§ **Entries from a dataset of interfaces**
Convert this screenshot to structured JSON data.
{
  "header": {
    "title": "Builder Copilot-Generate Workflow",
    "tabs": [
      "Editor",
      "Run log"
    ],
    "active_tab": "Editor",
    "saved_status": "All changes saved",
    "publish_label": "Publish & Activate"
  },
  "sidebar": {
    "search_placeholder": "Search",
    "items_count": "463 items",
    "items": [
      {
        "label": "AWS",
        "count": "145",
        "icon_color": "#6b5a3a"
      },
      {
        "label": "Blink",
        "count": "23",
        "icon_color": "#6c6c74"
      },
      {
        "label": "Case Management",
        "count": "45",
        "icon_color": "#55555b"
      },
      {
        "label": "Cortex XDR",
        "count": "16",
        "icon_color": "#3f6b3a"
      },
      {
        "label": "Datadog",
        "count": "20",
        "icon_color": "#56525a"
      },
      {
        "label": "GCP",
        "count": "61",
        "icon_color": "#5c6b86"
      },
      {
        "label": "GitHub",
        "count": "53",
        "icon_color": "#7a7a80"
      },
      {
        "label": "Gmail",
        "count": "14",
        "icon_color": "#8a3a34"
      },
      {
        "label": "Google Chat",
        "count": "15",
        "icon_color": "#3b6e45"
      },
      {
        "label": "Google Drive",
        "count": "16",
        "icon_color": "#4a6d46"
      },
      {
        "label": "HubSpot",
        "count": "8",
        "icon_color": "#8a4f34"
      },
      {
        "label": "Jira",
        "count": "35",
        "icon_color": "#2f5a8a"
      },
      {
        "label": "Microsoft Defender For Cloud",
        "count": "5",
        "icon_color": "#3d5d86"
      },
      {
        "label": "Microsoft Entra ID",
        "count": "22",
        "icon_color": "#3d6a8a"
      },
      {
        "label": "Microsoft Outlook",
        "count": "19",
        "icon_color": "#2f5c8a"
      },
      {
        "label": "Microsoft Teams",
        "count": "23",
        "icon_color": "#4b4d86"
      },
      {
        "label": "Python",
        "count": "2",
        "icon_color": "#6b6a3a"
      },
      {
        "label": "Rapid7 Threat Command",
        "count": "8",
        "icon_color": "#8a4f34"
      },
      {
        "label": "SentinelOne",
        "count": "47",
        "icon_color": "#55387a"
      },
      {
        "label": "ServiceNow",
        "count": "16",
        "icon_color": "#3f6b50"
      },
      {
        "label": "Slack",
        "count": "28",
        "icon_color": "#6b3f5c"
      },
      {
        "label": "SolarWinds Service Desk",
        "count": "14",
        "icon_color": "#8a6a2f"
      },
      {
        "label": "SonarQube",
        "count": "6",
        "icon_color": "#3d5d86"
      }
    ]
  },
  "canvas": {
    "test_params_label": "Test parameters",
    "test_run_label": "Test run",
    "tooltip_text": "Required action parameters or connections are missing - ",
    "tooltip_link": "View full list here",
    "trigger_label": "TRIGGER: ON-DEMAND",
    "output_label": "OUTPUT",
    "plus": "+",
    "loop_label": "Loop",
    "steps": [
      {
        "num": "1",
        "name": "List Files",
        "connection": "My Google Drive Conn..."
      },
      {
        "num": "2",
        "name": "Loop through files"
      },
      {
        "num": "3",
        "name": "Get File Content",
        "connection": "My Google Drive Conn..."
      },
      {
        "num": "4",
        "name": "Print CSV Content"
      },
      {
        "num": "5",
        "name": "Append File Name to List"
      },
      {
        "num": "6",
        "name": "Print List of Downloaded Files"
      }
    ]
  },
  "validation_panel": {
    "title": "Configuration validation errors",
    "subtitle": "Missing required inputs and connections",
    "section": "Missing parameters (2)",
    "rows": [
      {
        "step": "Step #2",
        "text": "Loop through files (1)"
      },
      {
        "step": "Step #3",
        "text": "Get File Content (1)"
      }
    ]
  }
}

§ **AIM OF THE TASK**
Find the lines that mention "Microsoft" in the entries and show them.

§ **EXERCISE ANSWER**
        "label": "Microsoft Defender For Cloud",
        "label": "Microsoft Entra ID",
        "label": "Microsoft Outlook",
        "label": "Microsoft Teams",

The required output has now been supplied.